Russia is plotting a destabilization campaign against Ukraine known as "Maidan 3," aimed at sowing chaos and ultimately fomenting a coup, President Volodymyr Zelensky said to reporters on Nov. 16.
Zelensky cited information from Ukrainian intelligence, as well as information stemming from Western countries. He didn't provide documents to back his claim.
“Maidan is (a) coup for them, so the (name of the) operation is understandable,” Zelensky said.
Maidan refers to the 2014 EuroMaidan Revolution that led to the ousting of pro-Russian President Viktor Yanukovych, which culminated on Kyiv's Independence Square, known in Ukrainian as Maidan Nezalezhnosti.
The square was also the primary location of the 2004 Orange Revolution, in which protesters demonstrated against an election widely seen as rigged.
The Orange Revolution prevented Yanukovych (in his first run for office) from becoming president. The pro-Western Viktor Yushchenko was declared the rightful winner of the election.
Maidan as a political term received its name from the 2004 protest.
Stirring up domestic discontent has been a regular strategy that the Kremlin uses to try and destabilize countries that Russia wants to control or have more influence over.
Moldovan President Maia Sandu alleged on Oct. 6 that Wagner Group founder Yevgeny Prigozhin attempted a coup against her as part of a larger plot to destabilize the country.

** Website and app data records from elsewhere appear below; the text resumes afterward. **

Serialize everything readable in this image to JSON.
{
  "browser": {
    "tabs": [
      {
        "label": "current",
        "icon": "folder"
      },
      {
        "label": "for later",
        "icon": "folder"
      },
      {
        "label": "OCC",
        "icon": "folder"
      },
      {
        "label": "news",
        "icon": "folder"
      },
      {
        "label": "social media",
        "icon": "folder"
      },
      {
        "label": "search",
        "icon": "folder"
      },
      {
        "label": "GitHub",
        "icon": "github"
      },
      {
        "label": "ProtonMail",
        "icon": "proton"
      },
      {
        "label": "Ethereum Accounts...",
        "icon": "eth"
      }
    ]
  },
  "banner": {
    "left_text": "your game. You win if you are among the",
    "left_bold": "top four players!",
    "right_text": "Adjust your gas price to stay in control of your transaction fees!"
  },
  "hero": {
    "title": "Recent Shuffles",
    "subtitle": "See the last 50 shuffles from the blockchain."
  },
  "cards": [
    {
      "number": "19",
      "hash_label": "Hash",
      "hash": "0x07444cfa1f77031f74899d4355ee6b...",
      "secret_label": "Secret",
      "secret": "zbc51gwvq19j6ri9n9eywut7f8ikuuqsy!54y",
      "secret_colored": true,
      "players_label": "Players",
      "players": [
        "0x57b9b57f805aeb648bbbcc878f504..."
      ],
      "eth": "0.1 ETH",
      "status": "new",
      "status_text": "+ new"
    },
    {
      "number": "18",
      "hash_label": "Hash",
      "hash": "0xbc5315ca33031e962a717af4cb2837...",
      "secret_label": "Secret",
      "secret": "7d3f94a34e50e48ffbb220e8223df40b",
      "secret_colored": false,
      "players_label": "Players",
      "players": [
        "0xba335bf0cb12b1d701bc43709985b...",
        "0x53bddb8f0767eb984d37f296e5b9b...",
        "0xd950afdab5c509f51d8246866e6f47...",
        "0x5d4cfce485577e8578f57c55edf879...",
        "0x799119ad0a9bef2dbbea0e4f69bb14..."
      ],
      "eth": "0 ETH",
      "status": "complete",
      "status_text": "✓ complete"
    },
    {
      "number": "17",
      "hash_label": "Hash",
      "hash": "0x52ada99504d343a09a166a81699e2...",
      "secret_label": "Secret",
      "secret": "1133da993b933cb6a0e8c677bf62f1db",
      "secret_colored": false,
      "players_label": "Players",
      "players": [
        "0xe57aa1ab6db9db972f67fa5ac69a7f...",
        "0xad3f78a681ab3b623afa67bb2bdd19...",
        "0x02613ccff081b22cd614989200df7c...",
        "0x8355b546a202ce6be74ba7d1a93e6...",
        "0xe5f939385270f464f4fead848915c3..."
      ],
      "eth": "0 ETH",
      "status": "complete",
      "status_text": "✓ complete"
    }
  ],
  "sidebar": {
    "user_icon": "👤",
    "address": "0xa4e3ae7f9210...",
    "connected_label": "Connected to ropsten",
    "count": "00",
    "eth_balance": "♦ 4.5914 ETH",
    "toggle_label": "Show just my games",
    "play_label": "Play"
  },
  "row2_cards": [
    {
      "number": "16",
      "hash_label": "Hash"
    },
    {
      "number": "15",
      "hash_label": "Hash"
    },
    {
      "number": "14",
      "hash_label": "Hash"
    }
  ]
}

The plot was ultimately unsuccessful, but Russia has continued to funnel money into Moldova to destabilize the country, including allegedly spending over a billion Moldovan lei ($55.45 million) to influence local elections earlier in November.